Required action —
Copy every line from the records below that holds the word "JSON".

──────────────────────────────

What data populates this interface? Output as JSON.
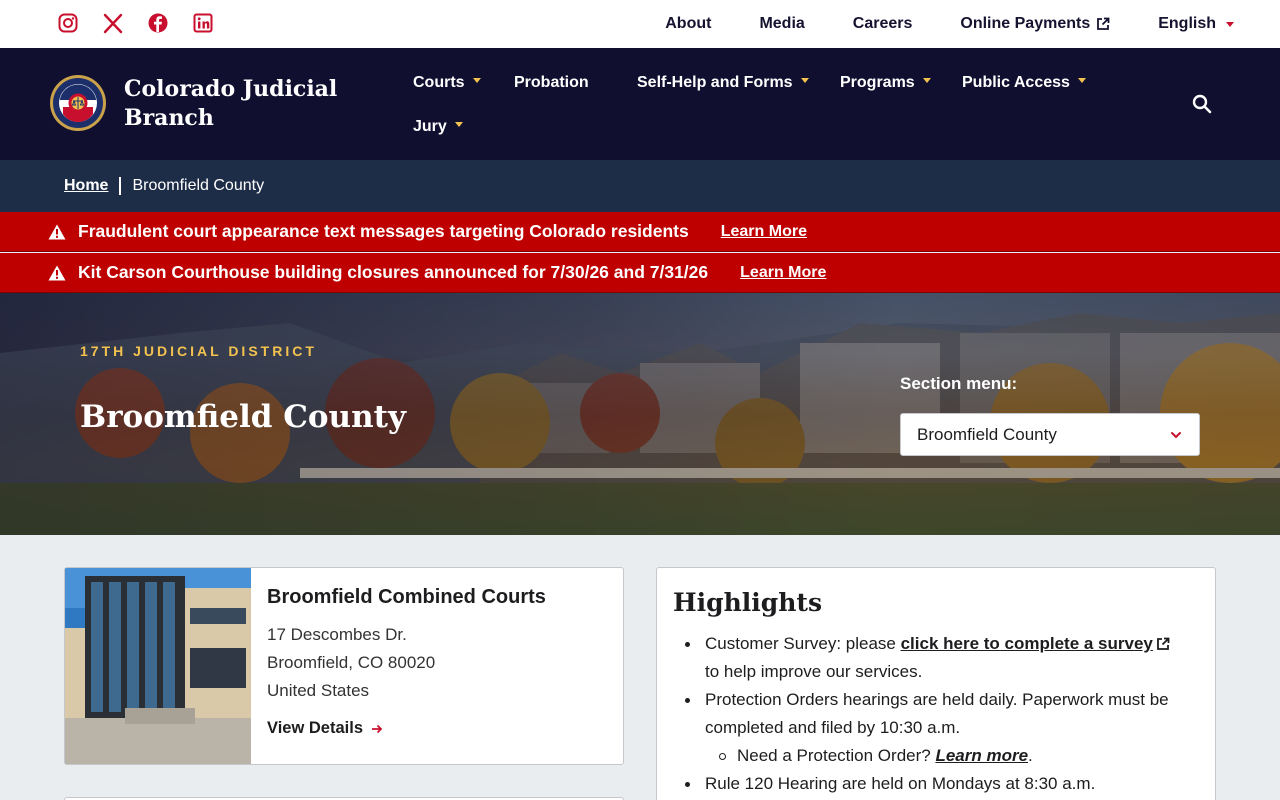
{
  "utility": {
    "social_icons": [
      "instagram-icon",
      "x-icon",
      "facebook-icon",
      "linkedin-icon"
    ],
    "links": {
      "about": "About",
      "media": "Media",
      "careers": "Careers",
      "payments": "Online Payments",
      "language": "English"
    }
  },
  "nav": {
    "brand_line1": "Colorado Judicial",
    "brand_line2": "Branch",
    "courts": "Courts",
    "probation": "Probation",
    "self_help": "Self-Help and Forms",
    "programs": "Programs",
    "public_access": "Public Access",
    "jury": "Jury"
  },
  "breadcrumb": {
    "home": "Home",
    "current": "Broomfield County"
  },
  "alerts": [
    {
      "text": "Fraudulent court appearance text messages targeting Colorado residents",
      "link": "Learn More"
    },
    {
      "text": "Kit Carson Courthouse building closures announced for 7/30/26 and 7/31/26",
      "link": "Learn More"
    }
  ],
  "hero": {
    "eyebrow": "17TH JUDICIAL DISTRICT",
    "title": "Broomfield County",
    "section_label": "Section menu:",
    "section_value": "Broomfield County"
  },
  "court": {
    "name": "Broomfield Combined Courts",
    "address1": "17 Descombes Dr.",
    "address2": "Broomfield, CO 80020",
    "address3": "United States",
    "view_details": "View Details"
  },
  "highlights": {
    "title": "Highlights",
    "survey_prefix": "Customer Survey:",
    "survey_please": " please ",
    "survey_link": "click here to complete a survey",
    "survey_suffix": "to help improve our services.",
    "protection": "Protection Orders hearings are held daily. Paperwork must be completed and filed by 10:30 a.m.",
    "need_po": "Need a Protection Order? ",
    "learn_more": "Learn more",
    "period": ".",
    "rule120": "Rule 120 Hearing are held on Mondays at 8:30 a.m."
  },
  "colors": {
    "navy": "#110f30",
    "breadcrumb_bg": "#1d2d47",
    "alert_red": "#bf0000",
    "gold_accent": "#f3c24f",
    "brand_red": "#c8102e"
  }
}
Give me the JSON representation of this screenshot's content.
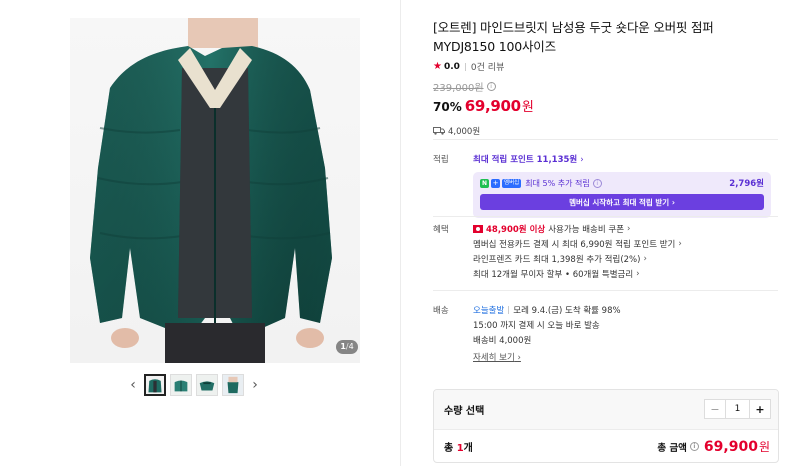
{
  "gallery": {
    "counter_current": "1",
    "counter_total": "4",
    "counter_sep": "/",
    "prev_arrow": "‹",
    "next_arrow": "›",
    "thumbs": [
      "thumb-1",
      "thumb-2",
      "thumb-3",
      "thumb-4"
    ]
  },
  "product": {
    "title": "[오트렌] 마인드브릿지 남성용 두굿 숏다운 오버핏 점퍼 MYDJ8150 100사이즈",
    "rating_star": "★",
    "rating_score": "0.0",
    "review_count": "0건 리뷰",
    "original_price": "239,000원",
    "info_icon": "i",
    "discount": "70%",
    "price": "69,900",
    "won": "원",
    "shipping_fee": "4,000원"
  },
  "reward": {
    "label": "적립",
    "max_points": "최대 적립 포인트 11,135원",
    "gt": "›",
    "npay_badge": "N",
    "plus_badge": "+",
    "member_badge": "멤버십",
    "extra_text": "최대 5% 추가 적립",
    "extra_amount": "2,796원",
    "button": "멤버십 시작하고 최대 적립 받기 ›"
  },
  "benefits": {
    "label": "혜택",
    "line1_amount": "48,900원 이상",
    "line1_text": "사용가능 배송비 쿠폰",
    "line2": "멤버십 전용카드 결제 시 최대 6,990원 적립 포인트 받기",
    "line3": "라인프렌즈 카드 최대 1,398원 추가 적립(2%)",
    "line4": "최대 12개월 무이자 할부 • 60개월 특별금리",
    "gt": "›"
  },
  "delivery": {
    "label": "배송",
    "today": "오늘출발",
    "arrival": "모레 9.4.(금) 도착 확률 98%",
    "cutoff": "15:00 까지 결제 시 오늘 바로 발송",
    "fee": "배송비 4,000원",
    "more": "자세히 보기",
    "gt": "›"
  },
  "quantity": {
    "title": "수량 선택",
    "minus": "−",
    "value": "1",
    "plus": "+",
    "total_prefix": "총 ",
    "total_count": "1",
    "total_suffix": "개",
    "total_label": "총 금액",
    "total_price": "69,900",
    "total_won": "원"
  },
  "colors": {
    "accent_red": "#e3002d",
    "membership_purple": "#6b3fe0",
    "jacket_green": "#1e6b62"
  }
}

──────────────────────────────

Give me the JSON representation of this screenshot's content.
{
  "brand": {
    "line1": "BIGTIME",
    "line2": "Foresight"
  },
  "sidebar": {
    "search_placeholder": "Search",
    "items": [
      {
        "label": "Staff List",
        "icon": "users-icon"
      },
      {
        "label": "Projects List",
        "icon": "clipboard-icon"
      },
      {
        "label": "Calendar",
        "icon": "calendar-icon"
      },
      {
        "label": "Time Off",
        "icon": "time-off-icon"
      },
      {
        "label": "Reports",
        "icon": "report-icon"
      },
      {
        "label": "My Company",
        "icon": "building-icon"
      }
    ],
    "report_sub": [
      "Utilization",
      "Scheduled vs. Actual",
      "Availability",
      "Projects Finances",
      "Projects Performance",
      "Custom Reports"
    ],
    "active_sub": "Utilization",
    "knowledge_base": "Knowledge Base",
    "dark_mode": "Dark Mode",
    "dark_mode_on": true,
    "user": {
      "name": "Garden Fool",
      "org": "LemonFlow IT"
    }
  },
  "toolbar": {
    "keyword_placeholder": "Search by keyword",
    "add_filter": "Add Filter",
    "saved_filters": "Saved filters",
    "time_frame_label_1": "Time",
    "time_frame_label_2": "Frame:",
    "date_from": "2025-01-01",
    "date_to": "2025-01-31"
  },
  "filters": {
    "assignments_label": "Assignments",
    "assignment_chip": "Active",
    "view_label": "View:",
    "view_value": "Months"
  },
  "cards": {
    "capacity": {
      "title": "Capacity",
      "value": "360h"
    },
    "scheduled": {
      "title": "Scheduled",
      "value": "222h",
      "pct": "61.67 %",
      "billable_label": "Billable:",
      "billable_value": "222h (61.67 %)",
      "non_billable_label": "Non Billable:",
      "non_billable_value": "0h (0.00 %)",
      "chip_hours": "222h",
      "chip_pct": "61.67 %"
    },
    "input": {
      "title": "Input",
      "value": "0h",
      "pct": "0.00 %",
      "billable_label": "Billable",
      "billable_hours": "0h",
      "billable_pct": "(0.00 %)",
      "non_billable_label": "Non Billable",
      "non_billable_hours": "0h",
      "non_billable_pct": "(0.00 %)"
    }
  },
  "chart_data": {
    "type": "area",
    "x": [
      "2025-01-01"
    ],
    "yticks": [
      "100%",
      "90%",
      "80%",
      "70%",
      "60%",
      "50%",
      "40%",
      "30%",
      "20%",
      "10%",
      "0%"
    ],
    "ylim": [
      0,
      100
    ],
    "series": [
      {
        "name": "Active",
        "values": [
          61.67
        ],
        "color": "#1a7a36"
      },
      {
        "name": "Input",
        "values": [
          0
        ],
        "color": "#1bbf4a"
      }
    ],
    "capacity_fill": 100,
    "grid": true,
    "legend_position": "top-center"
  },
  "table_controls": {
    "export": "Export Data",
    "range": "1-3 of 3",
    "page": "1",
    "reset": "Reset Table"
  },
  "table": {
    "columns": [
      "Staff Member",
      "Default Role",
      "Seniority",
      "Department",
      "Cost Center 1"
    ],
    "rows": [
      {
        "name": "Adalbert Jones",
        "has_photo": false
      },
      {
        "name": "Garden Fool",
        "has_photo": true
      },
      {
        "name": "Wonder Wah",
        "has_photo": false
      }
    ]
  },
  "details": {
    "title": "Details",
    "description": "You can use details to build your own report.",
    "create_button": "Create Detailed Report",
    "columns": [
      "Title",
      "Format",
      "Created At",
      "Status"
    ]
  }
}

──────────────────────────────

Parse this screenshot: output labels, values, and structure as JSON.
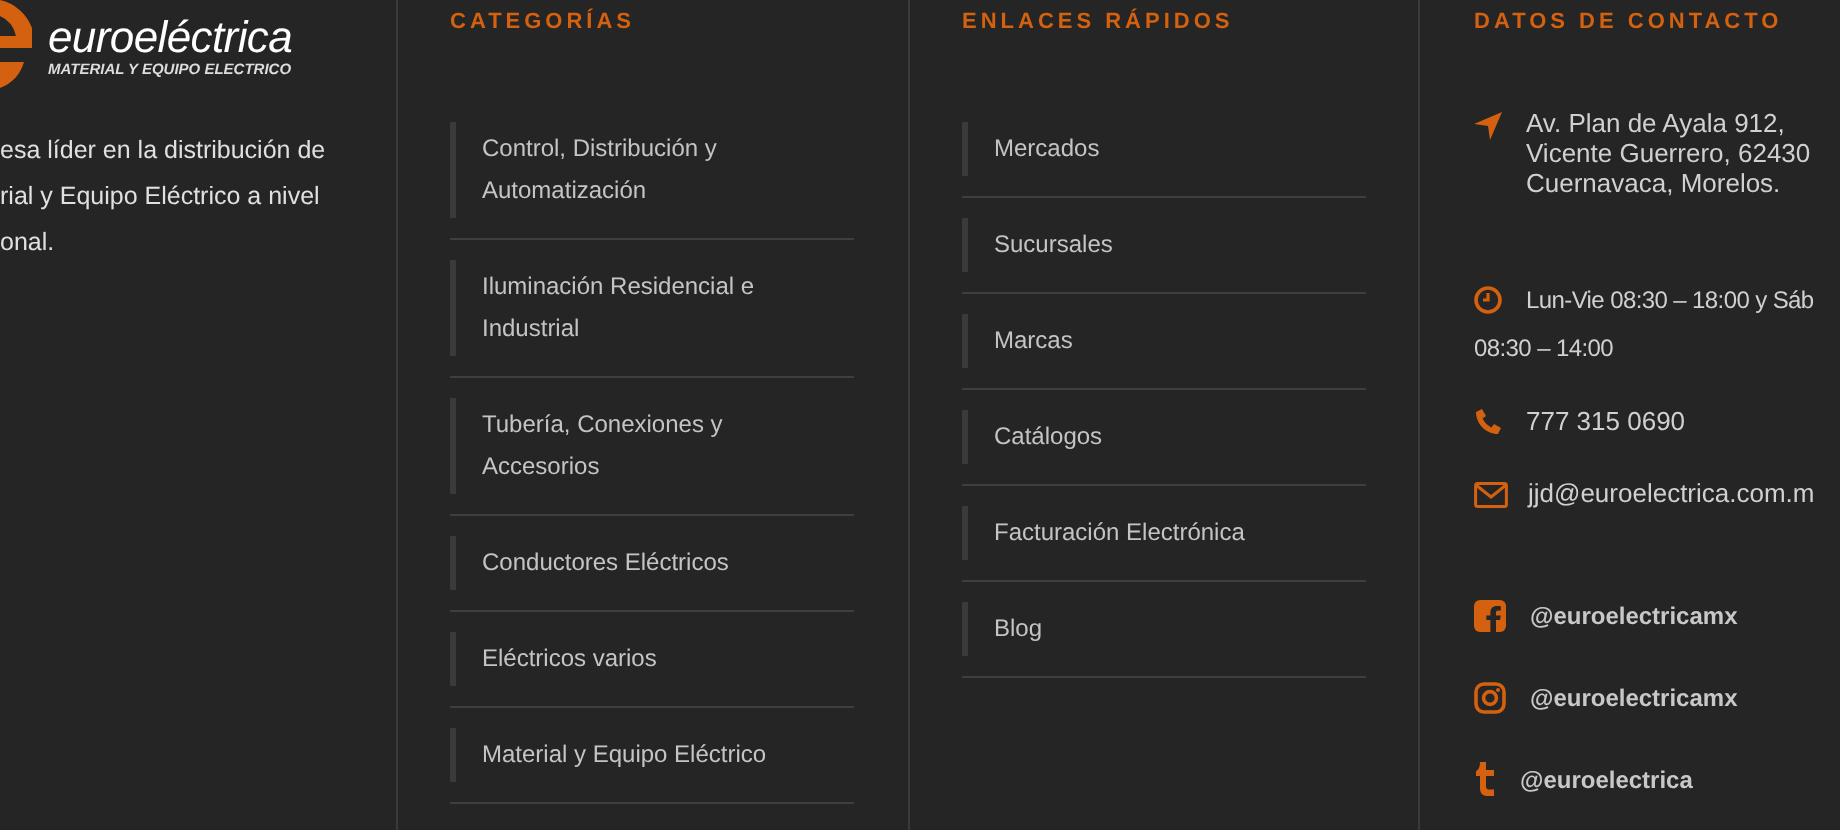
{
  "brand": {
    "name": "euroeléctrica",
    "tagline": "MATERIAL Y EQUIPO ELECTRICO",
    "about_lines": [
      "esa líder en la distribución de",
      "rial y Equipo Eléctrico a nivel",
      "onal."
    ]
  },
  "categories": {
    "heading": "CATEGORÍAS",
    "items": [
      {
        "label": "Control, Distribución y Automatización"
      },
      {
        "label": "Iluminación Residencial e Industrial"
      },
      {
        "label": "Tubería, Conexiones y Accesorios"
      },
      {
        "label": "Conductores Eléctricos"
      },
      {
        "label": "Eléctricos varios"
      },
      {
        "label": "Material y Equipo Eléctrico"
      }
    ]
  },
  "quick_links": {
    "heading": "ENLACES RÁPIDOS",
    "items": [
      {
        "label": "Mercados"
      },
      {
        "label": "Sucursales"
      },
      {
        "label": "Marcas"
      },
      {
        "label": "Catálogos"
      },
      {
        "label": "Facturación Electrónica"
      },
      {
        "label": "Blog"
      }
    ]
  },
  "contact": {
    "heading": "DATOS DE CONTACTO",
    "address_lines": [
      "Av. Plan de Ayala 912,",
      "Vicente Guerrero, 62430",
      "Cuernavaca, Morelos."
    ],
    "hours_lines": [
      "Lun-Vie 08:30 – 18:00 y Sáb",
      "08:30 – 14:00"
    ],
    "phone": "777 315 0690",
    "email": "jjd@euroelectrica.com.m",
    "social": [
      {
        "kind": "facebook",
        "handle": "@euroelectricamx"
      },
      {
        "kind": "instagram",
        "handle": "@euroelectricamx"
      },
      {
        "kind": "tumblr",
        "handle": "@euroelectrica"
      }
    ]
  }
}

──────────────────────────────

Task answer —
What data populates this interface? Output as JSON.
Give me the JSON representation of this screenshot's content.
Give me the JSON representation of this screenshot's content.
Parse this screenshot: output labels, values, and structure as JSON.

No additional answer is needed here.